Website and app data records:
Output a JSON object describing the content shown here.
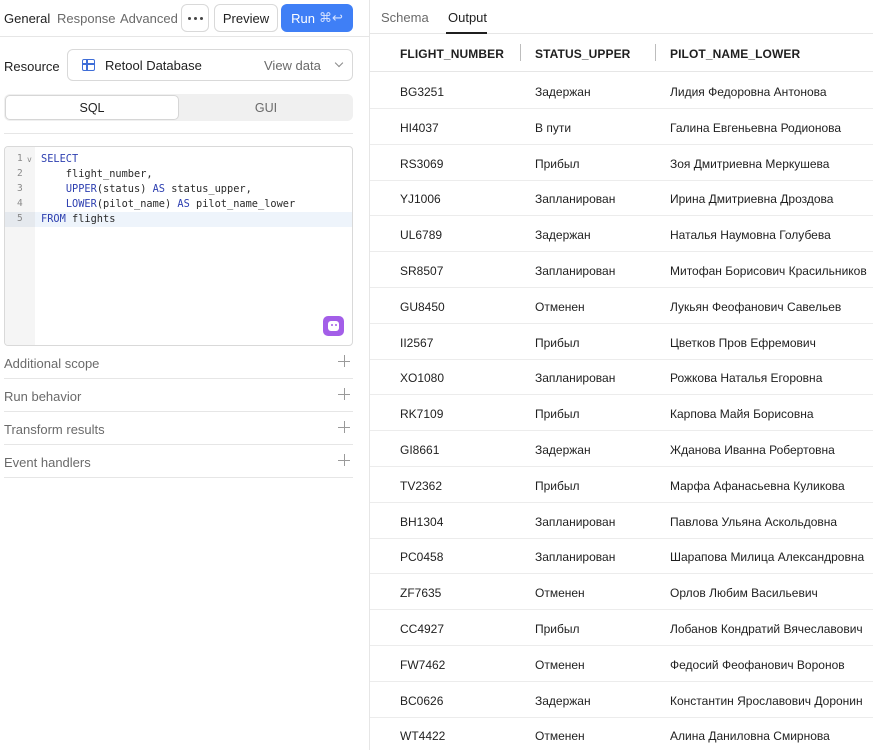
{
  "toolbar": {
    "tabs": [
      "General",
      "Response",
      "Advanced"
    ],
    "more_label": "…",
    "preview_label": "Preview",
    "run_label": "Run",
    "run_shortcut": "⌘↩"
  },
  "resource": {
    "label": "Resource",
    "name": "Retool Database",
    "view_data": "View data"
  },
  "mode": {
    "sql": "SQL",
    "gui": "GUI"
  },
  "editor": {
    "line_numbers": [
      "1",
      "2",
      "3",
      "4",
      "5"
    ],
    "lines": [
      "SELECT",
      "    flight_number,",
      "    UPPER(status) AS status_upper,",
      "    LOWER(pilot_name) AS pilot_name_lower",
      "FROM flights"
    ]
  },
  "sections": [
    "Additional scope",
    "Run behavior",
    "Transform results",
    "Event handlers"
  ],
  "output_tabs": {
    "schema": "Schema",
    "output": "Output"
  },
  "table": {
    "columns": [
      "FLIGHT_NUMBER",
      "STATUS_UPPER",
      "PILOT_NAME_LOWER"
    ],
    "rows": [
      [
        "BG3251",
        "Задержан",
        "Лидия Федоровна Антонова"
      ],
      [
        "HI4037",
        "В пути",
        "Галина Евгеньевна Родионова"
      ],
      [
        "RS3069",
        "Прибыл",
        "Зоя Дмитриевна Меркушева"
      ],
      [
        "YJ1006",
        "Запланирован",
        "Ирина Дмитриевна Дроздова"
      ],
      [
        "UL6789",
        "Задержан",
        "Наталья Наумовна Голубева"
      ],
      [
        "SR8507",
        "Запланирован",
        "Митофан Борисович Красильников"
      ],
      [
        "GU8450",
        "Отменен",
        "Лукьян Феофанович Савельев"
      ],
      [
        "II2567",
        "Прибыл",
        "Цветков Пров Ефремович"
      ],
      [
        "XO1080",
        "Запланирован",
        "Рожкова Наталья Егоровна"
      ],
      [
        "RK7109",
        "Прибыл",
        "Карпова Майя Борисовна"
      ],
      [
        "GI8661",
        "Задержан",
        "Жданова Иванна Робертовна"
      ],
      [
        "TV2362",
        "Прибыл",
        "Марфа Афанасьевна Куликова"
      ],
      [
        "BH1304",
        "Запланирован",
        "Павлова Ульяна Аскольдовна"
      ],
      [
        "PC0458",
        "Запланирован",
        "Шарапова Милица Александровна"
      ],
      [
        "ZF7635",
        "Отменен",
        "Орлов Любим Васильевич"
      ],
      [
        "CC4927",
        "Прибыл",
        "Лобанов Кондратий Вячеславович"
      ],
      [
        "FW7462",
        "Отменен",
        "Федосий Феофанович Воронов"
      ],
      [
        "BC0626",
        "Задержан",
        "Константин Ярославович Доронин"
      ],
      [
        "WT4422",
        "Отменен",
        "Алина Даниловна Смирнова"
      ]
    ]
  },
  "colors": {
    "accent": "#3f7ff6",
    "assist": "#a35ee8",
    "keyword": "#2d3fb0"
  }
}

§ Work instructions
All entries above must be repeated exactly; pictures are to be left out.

§ Task response
Output a JSON object describing the content shown here.
{
  "toolbar": {
    "tabs": [
      "General",
      "Response",
      "Advanced"
    ],
    "more_label": "…",
    "preview_label": "Preview",
    "run_label": "Run",
    "run_shortcut": "⌘↩"
  },
  "resource": {
    "label": "Resource",
    "name": "Retool Database",
    "view_data": "View data"
  },
  "mode": {
    "sql": "SQL",
    "gui": "GUI"
  },
  "editor": {
    "line_numbers": [
      "1",
      "2",
      "3",
      "4",
      "5"
    ],
    "lines": [
      "SELECT",
      "    flight_number,",
      "    UPPER(status) AS status_upper,",
      "    LOWER(pilot_name) AS pilot_name_lower",
      "FROM flights"
    ]
  },
  "sections": [
    "Additional scope",
    "Run behavior",
    "Transform results",
    "Event handlers"
  ],
  "output_tabs": {
    "schema": "Schema",
    "output": "Output"
  },
  "table": {
    "columns": [
      "FLIGHT_NUMBER",
      "STATUS_UPPER",
      "PILOT_NAME_LOWER"
    ],
    "rows": [
      [
        "BG3251",
        "Задержан",
        "Лидия Федоровна Антонова"
      ],
      [
        "HI4037",
        "В пути",
        "Галина Евгеньевна Родионова"
      ],
      [
        "RS3069",
        "Прибыл",
        "Зоя Дмитриевна Меркушева"
      ],
      [
        "YJ1006",
        "Запланирован",
        "Ирина Дмитриевна Дроздова"
      ],
      [
        "UL6789",
        "Задержан",
        "Наталья Наумовна Голубева"
      ],
      [
        "SR8507",
        "Запланирован",
        "Митофан Борисович Красильников"
      ],
      [
        "GU8450",
        "Отменен",
        "Лукьян Феофанович Савельев"
      ],
      [
        "II2567",
        "Прибыл",
        "Цветков Пров Ефремович"
      ],
      [
        "XO1080",
        "Запланирован",
        "Рожкова Наталья Егоровна"
      ],
      [
        "RK7109",
        "Прибыл",
        "Карпова Майя Борисовна"
      ],
      [
        "GI8661",
        "Задержан",
        "Жданова Иванна Робертовна"
      ],
      [
        "TV2362",
        "Прибыл",
        "Марфа Афанасьевна Куликова"
      ],
      [
        "BH1304",
        "Запланирован",
        "Павлова Ульяна Аскольдовна"
      ],
      [
        "PC0458",
        "Запланирован",
        "Шарапова Милица Александровна"
      ],
      [
        "ZF7635",
        "Отменен",
        "Орлов Любим Васильевич"
      ],
      [
        "CC4927",
        "Прибыл",
        "Лобанов Кондратий Вячеславович"
      ],
      [
        "FW7462",
        "Отменен",
        "Федосий Феофанович Воронов"
      ],
      [
        "BC0626",
        "Задержан",
        "Константин Ярославович Доронин"
      ],
      [
        "WT4422",
        "Отменен",
        "Алина Даниловна Смирнова"
      ]
    ]
  },
  "colors": {
    "accent": "#3f7ff6",
    "assist": "#a35ee8",
    "keyword": "#2d3fb0"
  }
}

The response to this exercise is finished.